◆ Activity
The answer must consist of every line from the entries below that contains the word "Today".

** Opening Data records block **

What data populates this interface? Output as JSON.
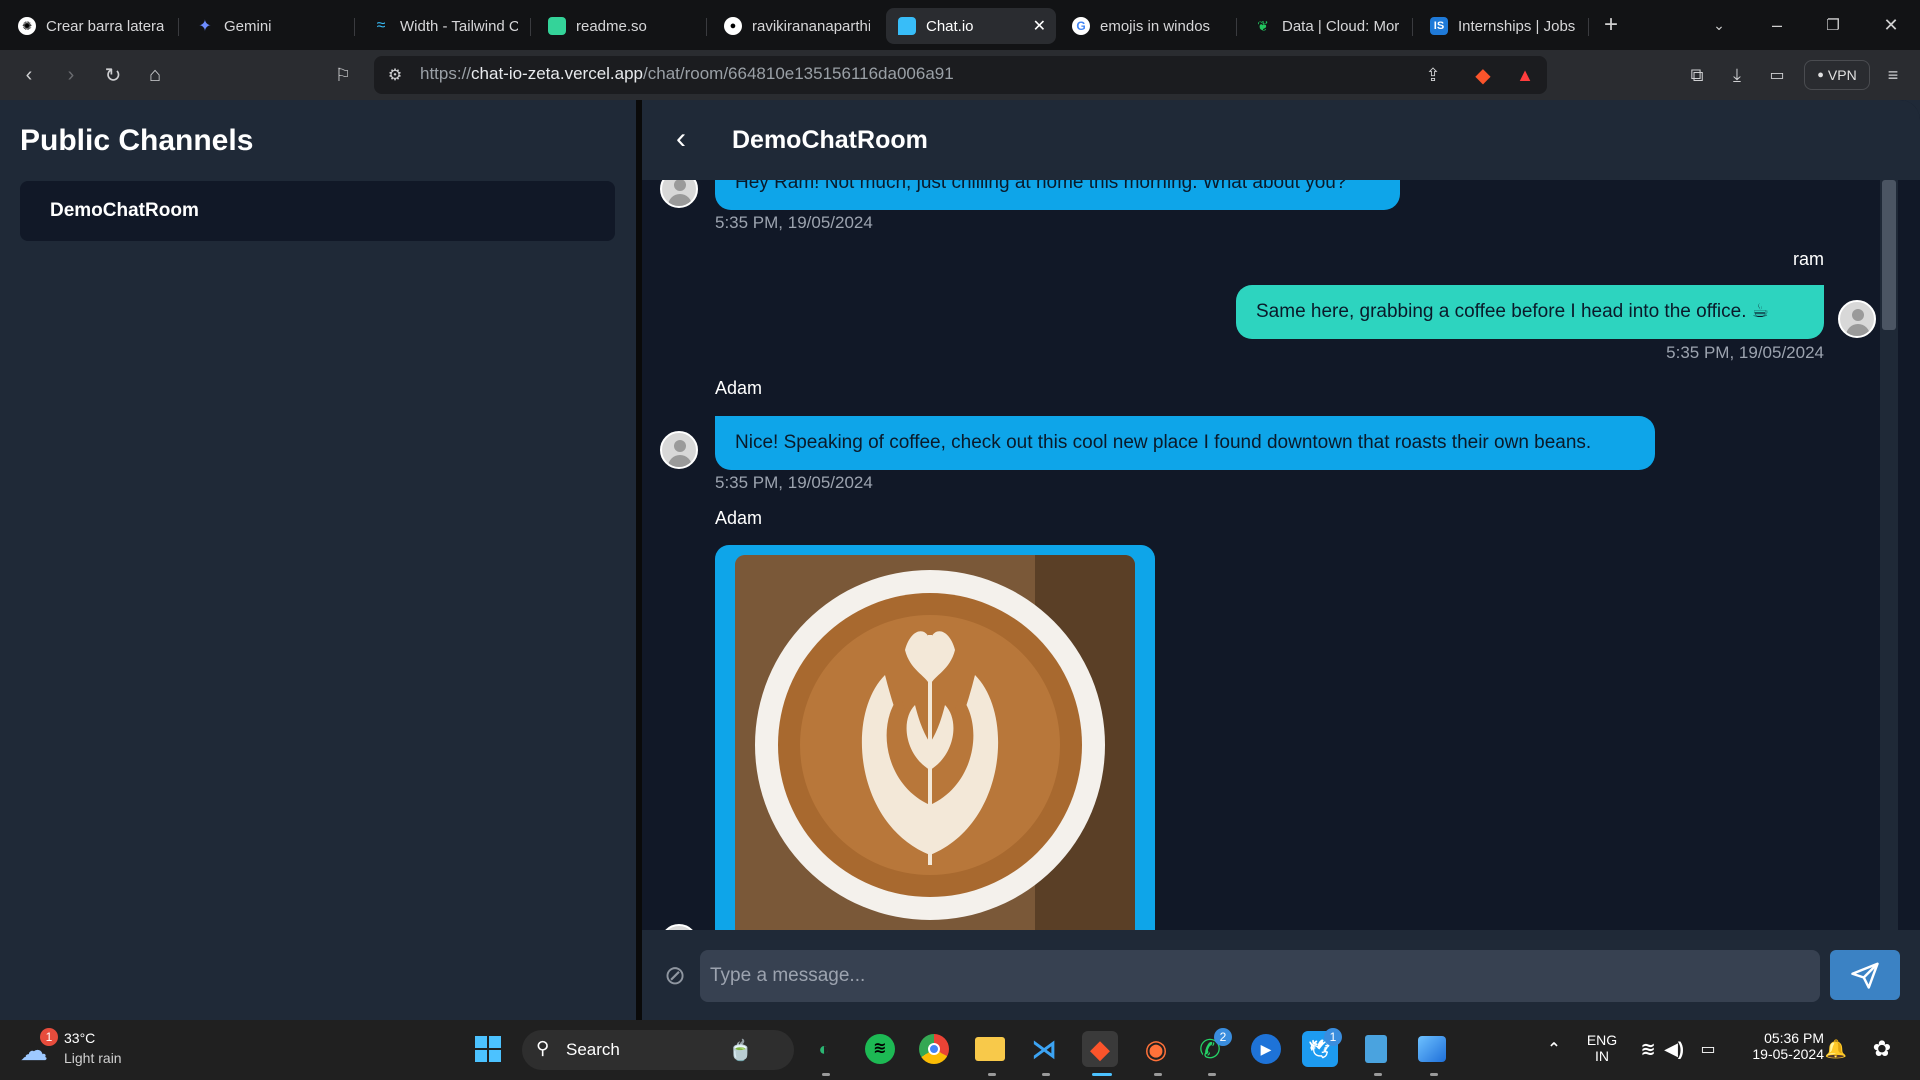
{
  "browser": {
    "tabs": [
      {
        "label": "Crear barra lateral",
        "icon": "openai-icon"
      },
      {
        "label": "Gemini",
        "icon": "gemini-icon"
      },
      {
        "label": "Width - Tailwind C",
        "icon": "tailwind-icon"
      },
      {
        "label": "readme.so",
        "icon": "readme-icon"
      },
      {
        "label": "ravikirananaparthi",
        "icon": "github-icon"
      },
      {
        "label": "Chat.io",
        "icon": "chat-icon"
      },
      {
        "label": "emojis in windos",
        "icon": "google-icon"
      },
      {
        "label": "Data | Cloud: Mor",
        "icon": "mongodb-icon"
      },
      {
        "label": "Internships | Jobs",
        "icon": "internshala-icon"
      }
    ],
    "url_scheme": "https://",
    "url_host": "chat-io-zeta.vercel.app",
    "url_path": "/chat/room/664810e135156116da006a91",
    "vpn_label": "VPN"
  },
  "sidebar": {
    "title": "Public Channels",
    "channels": [
      "DemoChatRoom"
    ]
  },
  "chat": {
    "room_title": "DemoChatRoom",
    "messages": [
      {
        "sender": "",
        "text": "Hey Ram! Not much, just chilling at home this morning. What about you?",
        "time": "5:35 PM, 19/05/2024"
      },
      {
        "sender": "ram",
        "text": "Same here, grabbing a coffee before I head into the office. ☕",
        "time": "5:35 PM, 19/05/2024"
      },
      {
        "sender": "Adam",
        "text": "Nice! Speaking of coffee, check out this cool new place I found downtown that roasts their own beans.",
        "time": "5:35 PM, 19/05/2024"
      },
      {
        "sender": "Adam",
        "text": "",
        "time": ""
      }
    ],
    "input_placeholder": "Type a message...",
    "input_value": ""
  },
  "taskbar": {
    "weather_temp": "33°C",
    "weather_desc": "Light rain",
    "weather_badge": "1",
    "search_label": "Search",
    "lang": "ENG",
    "region": "IN",
    "time": "05:36 PM",
    "date": "19-05-2024",
    "whatsapp_badge": "2",
    "twitter_badge": "1"
  },
  "colors": {
    "incoming_bubble": "#0ea5e9",
    "outgoing_bubble": "#2dd4bf",
    "panel_bg": "#111827",
    "sidebar_bg": "#1f2937",
    "send_button": "#3b82c4"
  }
}
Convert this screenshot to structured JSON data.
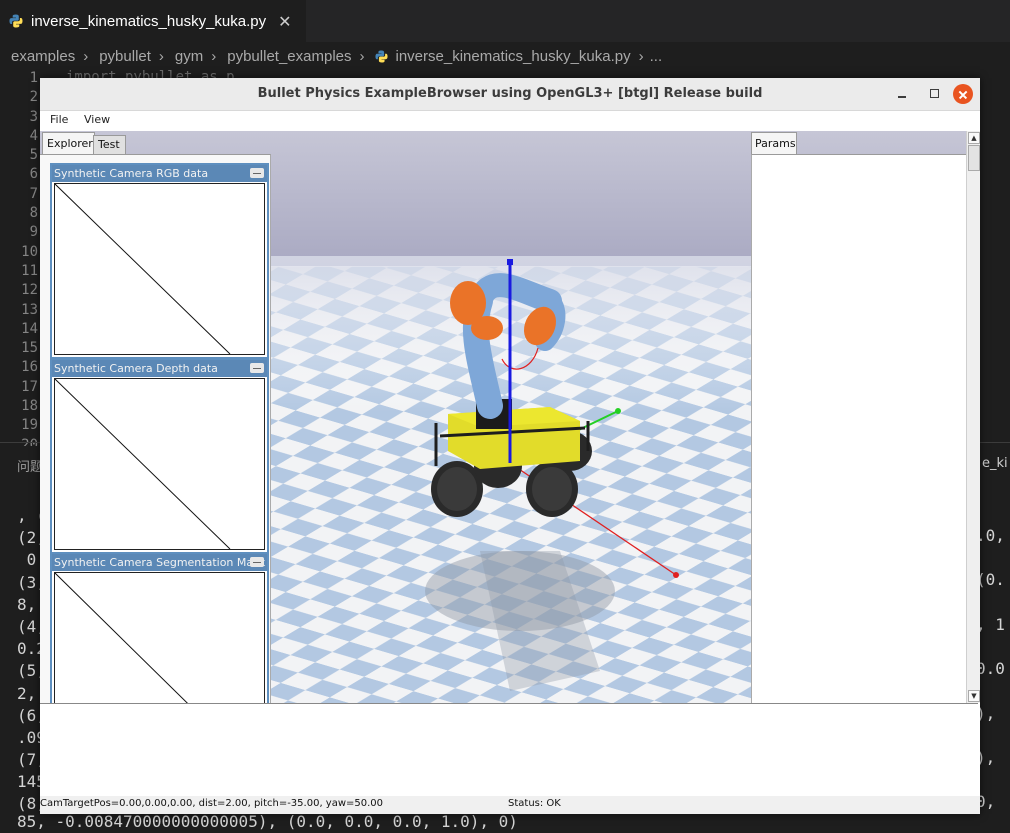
{
  "editor": {
    "tab_title": "inverse_kinematics_husky_kuka.py",
    "tab_close": "✕",
    "breadcrumb": [
      "examples",
      "pybullet",
      "gym",
      "pybullet_examples",
      "inverse_kinematics_husky_kuka.py",
      "..."
    ],
    "breadcrumb_sep": "›",
    "line_numbers": [
      "1",
      "2",
      "3",
      "4",
      "5",
      "6",
      "7",
      "8",
      "9",
      "10",
      "11",
      "12",
      "13",
      "14",
      "15",
      "16",
      "17",
      "18",
      "19",
      "20"
    ],
    "code_line_1": "import pybullet as p",
    "panel_tab_left": "问题",
    "panel_tab_right": "e_ki",
    "terminal_left": [
      ", (",
      "(2,",
      " 0.",
      "(3,",
      "8, ",
      "(4,",
      "0.2",
      "(5,",
      "2, ",
      "(6,",
      ".09",
      "(7,",
      "145",
      "(8,"
    ],
    "terminal_right": [
      ".0,",
      "",
      "(0.",
      "",
      ", 1",
      "",
      "0.0",
      "",
      "),",
      "",
      "),",
      "",
      "0,"
    ],
    "terminal_bottom": "85, -0.008470000000000005), (0.0, 0.0, 0.0, 1.0), 0)"
  },
  "bullet_window": {
    "title": "Bullet Physics ExampleBrowser using OpenGL3+ [btgl] Release build",
    "menu": [
      "File",
      "View"
    ],
    "tabs": {
      "explorer": "Explorer",
      "test": "Test",
      "params": "Params"
    },
    "cameras": [
      {
        "title": "Synthetic Camera RGB data"
      },
      {
        "title": "Synthetic Camera Depth data"
      },
      {
        "title": "Synthetic Camera Segmentation Mask"
      }
    ],
    "status_camera": "CamTargetPos=0.00,0.00,0.00, dist=2.00, pitch=-35.00, yaw=50.00",
    "status_ok": "Status: OK"
  },
  "colors": {
    "floor_blue": "#b4c9e3",
    "floor_white": "#f4f4f4",
    "sky": "#c3c3d4",
    "kuka_blue": "#7aa4d6",
    "kuka_orange": "#e8722a",
    "husky_yellow": "#e6e12c",
    "close_button": "#e95420"
  }
}
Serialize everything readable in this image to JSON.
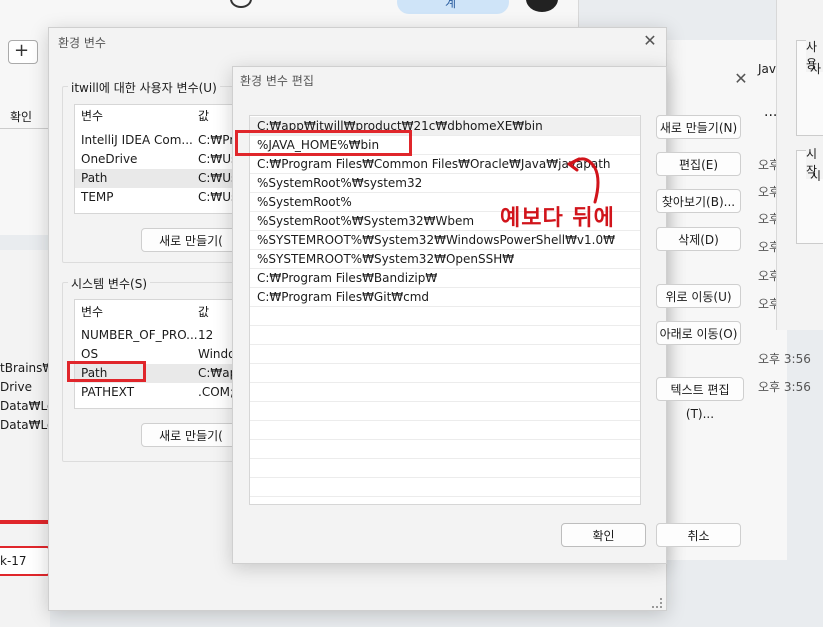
{
  "bg_top": {
    "header_button": "계",
    "add_symbol": "+",
    "confirm_left": "확인"
  },
  "bg_left_list": [
    "tBrains₩I",
    "Drive",
    "Data₩Lo",
    "Data₩Lo"
  ],
  "bg_left_input": "k-17",
  "bg_right": {
    "tab_fragment": "Jav",
    "dots": "···",
    "label_top": "사용",
    "label_top2": "사",
    "label_mid": "시작",
    "label_mid2": "시",
    "times": [
      "오후",
      "오후",
      "오후",
      "오후",
      "오후",
      "오후",
      "오후 3:56",
      "오후 3:56"
    ]
  },
  "env_dialog": {
    "title": "환경 변수",
    "user_group_label": "itwill에 대한 사용자 변수(U)",
    "col_var": "변수",
    "col_val": "값",
    "user_vars": [
      {
        "name": "IntelliJ IDEA Com...",
        "value": "C:₩Pr"
      },
      {
        "name": "OneDrive",
        "value": "C:₩Us"
      },
      {
        "name": "Path",
        "value": "C:₩Us"
      },
      {
        "name": "TEMP",
        "value": "C:₩Us"
      }
    ],
    "user_new_button": "새로 만들기(",
    "system_group_label": "시스템 변수(S)",
    "system_vars": [
      {
        "name": "NUMBER_OF_PRO...",
        "value": "12"
      },
      {
        "name": "OS",
        "value": "Windo"
      },
      {
        "name": "Path",
        "value": "C:₩ap"
      },
      {
        "name": "PATHEXT",
        "value": ".COM;"
      }
    ],
    "system_new_button": "새로 만들기("
  },
  "edit_dialog": {
    "title": "환경 변수 편집",
    "paths": [
      "C:₩app₩itwill₩product₩21c₩dbhomeXE₩bin",
      "%JAVA_HOME%₩bin",
      "C:₩Program Files₩Common Files₩Oracle₩Java₩javapath",
      "%SystemRoot%₩system32",
      "%SystemRoot%",
      "%SystemRoot%₩System32₩Wbem",
      "%SYSTEMROOT%₩System32₩WindowsPowerShell₩v1.0₩",
      "%SYSTEMROOT%₩System32₩OpenSSH₩",
      "C:₩Program Files₩Bandizip₩",
      "C:₩Program Files₩Git₩cmd"
    ],
    "buttons": {
      "new": "새로 만들기(N)",
      "edit": "편집(E)",
      "browse": "찾아보기(B)...",
      "delete": "삭제(D)",
      "move_up": "위로 이동(U)",
      "move_down": "아래로 이동(O)",
      "edit_text": "텍스트 편집(T)...",
      "ok": "확인",
      "cancel": "취소"
    },
    "annotation": "예보다 뒤에"
  },
  "colors": {
    "highlight": "#e0262b",
    "annotation": "#d1141b"
  }
}
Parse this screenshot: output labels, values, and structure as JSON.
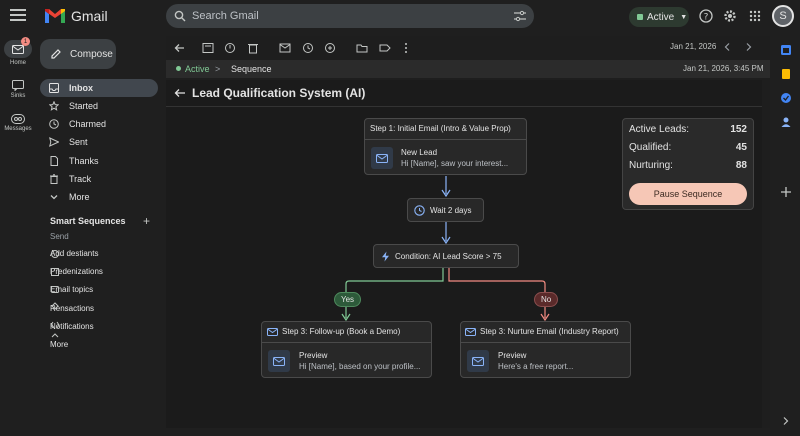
{
  "app": {
    "name": "Gmail"
  },
  "search": {
    "placeholder": "Search Gmail"
  },
  "status": {
    "label": "Active",
    "color": "#81c995"
  },
  "account": {
    "initial": "S"
  },
  "rail": {
    "home": {
      "label": "Home",
      "badge": "1"
    },
    "chats": {
      "label": "Sinks"
    },
    "messages": {
      "label": "Messages"
    }
  },
  "sidebar": {
    "compose_label": "Compose",
    "items": [
      {
        "label": "Inbox",
        "icon": "inbox-icon"
      },
      {
        "label": "Started",
        "icon": "star-icon"
      },
      {
        "label": "Charmed",
        "icon": "clock-icon"
      },
      {
        "label": "Sent",
        "icon": "send-icon"
      },
      {
        "label": "Thanks",
        "icon": "draft-icon"
      },
      {
        "label": "Track",
        "icon": "trash-icon"
      },
      {
        "label": "More",
        "icon": "chevron-down-icon"
      }
    ],
    "smart_heading": "Smart Sequences",
    "smart_items": [
      {
        "label": "Send"
      },
      {
        "label": "Add destiants"
      },
      {
        "label": "Predenizations"
      },
      {
        "label": "Email topics"
      },
      {
        "label": "Rensactions"
      },
      {
        "label": "Notifications"
      },
      {
        "label": "More"
      }
    ]
  },
  "toolbar": {
    "date": "Jan 21, 2026"
  },
  "breadcrumb": {
    "status": "Active",
    "separator": ">",
    "section": "Sequence",
    "date": "Jan 21, 2026, 3:45 PM"
  },
  "page": {
    "title": "Lead Qualification System (AI)"
  },
  "flow": {
    "step1": {
      "title": "Step 1: Initial Email (Intro & Value Prop)",
      "preview_title": "New Lead",
      "preview_body": "Hi [Name], saw your interest..."
    },
    "wait": {
      "label": "Wait 2 days"
    },
    "condition": {
      "label": "Condition: AI Lead Score > 75"
    },
    "yes_label": "Yes",
    "no_label": "No",
    "step3_yes": {
      "title": "Step 3: Follow-up (Book a Demo)",
      "preview_title": "Preview",
      "preview_body": "Hi [Name], based on your profile..."
    },
    "step3_no": {
      "title": "Step 3: Nurture Email (Industry Report)",
      "preview_title": "Preview",
      "preview_body": "Here's a free report..."
    },
    "colors": {
      "yes": "#81c995",
      "no": "#f28b82",
      "line": "#8ab4f8"
    }
  },
  "stats": {
    "active": {
      "label": "Active Leads:",
      "value": "152"
    },
    "qualified": {
      "label": "Qualified:",
      "value": "45"
    },
    "nurturing": {
      "label": "Nurturing:",
      "value": "88"
    },
    "pause_label": "Pause Sequence"
  }
}
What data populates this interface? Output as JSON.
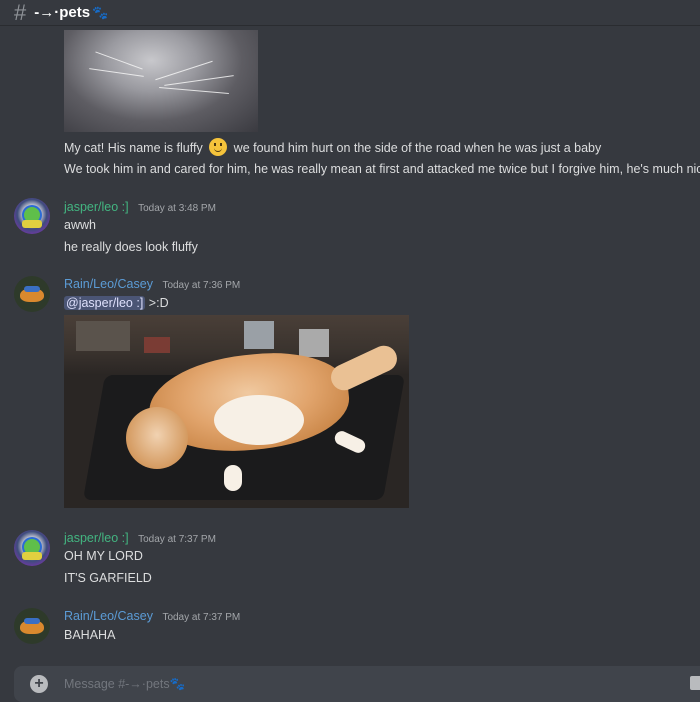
{
  "header": {
    "hash": "#",
    "channel": "-→·pets",
    "channel_deco": "🐾"
  },
  "messages": [
    {
      "lines": [
        "My cat! His name is fluffy",
        "we found him hurt on the side of the road when he was just a baby",
        "We took him in and cared for him, he was really mean at first and attacked me twice but I forgive him, he's much nice"
      ]
    },
    {
      "author": "jasper/leo :]",
      "timestamp": "Today at 3:48 PM",
      "lines": [
        "awwh",
        "he really does look fluffy"
      ]
    },
    {
      "author": "Rain/Leo/Casey",
      "timestamp": "Today at 7:36 PM",
      "mention": "@jasper/leo :]",
      "text_after_mention": ">:D"
    },
    {
      "author": "jasper/leo :]",
      "timestamp": "Today at 7:37 PM",
      "lines": [
        "OH MY LORD",
        "IT'S GARFIELD"
      ]
    },
    {
      "author": "Rain/Leo/Casey",
      "timestamp": "Today at 7:37 PM",
      "lines": [
        "BAHAHA"
      ]
    }
  ],
  "composer": {
    "placeholder": "Message #-→·pets🐾",
    "plus_icon": "+"
  },
  "colors": {
    "background": "#36393f",
    "composer_bg": "#40444b",
    "username_green": "#43b581",
    "username_blue": "#5b9bd5",
    "mention_bg": "rgba(114,137,218,0.35)"
  }
}
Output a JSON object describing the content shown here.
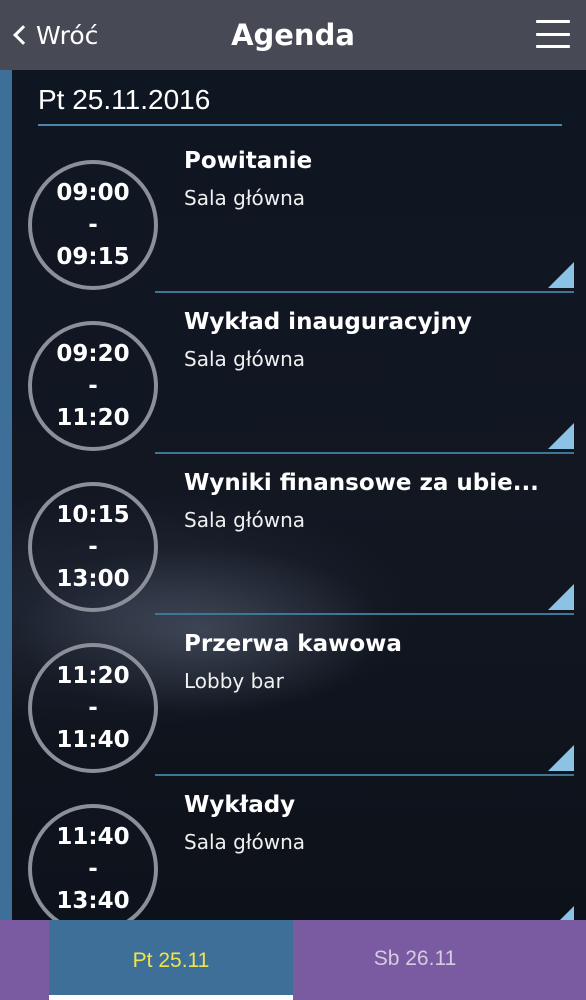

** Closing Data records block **

◆ Exercise result
      "timestamp": "Today at 3:48 PM",
      "timestamp": "Today at 7:36 PM",
      "timestamp": "Today at 7:37 PM",
      "timestamp": "Today at 7:37 PM",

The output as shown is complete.